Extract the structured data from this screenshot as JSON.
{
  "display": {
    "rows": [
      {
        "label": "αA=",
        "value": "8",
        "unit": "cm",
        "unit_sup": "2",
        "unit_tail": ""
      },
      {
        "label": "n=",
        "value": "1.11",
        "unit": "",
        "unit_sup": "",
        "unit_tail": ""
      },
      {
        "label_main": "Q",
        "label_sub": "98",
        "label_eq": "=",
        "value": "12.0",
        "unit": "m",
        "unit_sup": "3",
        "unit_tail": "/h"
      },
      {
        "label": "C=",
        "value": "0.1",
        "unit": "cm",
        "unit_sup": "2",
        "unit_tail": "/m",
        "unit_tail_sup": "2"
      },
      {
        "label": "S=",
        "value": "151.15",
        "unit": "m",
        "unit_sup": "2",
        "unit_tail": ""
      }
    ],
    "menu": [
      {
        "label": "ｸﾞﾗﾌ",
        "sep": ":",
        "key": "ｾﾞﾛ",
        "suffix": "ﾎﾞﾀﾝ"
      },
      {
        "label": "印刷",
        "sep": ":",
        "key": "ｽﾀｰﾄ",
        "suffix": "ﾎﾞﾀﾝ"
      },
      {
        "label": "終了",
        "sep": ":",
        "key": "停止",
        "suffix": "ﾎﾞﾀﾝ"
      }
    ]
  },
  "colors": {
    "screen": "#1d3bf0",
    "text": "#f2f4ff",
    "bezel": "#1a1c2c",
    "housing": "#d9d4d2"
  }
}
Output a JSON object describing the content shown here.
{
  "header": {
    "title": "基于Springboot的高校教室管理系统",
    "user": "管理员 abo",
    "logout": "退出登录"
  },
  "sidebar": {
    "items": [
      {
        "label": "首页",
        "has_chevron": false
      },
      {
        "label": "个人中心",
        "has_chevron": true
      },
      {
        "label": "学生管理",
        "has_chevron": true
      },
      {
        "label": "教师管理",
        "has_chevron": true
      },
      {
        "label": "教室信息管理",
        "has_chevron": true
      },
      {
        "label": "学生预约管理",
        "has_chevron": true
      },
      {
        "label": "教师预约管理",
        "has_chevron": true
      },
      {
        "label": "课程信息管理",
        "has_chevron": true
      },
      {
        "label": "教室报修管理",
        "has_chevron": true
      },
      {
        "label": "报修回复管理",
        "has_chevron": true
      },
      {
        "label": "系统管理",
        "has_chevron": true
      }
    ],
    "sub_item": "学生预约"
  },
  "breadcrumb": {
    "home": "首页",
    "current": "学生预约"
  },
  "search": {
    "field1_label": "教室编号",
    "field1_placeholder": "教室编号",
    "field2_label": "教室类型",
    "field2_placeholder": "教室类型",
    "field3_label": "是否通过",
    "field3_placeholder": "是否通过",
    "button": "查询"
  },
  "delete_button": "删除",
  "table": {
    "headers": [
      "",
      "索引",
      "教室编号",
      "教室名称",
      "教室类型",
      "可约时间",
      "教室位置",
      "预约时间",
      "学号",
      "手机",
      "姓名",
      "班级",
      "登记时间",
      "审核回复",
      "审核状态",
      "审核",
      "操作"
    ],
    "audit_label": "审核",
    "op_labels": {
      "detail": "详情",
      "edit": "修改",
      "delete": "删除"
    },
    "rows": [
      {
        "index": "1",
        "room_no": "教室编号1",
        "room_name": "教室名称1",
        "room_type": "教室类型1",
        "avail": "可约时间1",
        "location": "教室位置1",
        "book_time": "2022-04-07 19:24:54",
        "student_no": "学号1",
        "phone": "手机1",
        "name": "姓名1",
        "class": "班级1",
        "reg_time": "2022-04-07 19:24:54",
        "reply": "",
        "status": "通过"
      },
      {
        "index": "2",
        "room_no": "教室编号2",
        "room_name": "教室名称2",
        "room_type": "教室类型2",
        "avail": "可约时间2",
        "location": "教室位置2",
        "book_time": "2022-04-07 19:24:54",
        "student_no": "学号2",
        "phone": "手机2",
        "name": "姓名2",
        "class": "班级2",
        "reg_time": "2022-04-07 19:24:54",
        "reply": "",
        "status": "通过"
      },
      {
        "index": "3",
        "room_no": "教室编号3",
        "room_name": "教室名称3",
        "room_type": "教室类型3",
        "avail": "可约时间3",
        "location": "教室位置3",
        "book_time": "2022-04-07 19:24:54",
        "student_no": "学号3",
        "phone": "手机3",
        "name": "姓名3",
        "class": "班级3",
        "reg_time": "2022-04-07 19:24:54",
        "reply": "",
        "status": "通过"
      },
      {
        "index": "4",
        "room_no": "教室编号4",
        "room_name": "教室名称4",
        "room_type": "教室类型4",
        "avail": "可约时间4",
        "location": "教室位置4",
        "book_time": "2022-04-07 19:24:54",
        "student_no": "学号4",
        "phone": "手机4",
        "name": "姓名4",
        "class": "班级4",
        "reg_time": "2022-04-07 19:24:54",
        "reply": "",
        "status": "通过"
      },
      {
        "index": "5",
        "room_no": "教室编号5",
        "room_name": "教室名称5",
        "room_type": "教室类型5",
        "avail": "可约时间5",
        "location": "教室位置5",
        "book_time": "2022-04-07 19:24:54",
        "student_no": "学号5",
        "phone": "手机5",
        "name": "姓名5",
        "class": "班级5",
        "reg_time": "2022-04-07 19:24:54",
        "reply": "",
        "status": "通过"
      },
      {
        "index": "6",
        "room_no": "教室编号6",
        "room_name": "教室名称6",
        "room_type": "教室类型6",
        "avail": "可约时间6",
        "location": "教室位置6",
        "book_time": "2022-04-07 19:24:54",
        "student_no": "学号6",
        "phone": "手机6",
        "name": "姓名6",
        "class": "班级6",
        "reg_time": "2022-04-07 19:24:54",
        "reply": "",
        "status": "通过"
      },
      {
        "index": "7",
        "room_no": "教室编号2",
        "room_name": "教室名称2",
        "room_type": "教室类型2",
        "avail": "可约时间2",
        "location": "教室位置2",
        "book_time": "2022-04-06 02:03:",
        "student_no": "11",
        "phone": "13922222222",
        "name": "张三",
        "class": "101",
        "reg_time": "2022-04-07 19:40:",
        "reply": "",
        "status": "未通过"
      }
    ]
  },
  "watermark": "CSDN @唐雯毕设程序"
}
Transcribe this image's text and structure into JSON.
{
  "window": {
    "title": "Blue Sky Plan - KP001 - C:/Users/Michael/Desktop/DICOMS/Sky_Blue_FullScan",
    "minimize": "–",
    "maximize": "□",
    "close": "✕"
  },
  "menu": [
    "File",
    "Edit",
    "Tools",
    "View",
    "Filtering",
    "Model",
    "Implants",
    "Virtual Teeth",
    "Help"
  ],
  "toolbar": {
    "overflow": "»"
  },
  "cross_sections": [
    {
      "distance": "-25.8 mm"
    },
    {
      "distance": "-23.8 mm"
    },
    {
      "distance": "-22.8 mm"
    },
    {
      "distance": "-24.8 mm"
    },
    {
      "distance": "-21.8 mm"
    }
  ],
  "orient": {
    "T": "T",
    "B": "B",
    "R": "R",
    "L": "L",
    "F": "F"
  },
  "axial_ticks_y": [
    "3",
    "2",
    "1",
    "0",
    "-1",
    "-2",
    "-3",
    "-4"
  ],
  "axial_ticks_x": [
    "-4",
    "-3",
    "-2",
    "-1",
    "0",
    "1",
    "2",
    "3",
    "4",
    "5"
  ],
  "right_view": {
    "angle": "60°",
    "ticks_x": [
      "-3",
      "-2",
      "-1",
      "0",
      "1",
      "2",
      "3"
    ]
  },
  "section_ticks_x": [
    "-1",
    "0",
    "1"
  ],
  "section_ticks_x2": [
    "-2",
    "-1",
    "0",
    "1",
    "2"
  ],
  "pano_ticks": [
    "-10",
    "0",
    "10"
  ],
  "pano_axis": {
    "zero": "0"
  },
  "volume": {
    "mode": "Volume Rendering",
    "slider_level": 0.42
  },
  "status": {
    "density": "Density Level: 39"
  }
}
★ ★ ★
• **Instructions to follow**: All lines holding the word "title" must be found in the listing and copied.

• **Response**:
    "title": "基于Springboot的高校教室管理系统",
    "title": "Blue Sky Plan - KP001 - C:/Users/Michael/Desktop/DICOMS/Sky_Blue_FullScan",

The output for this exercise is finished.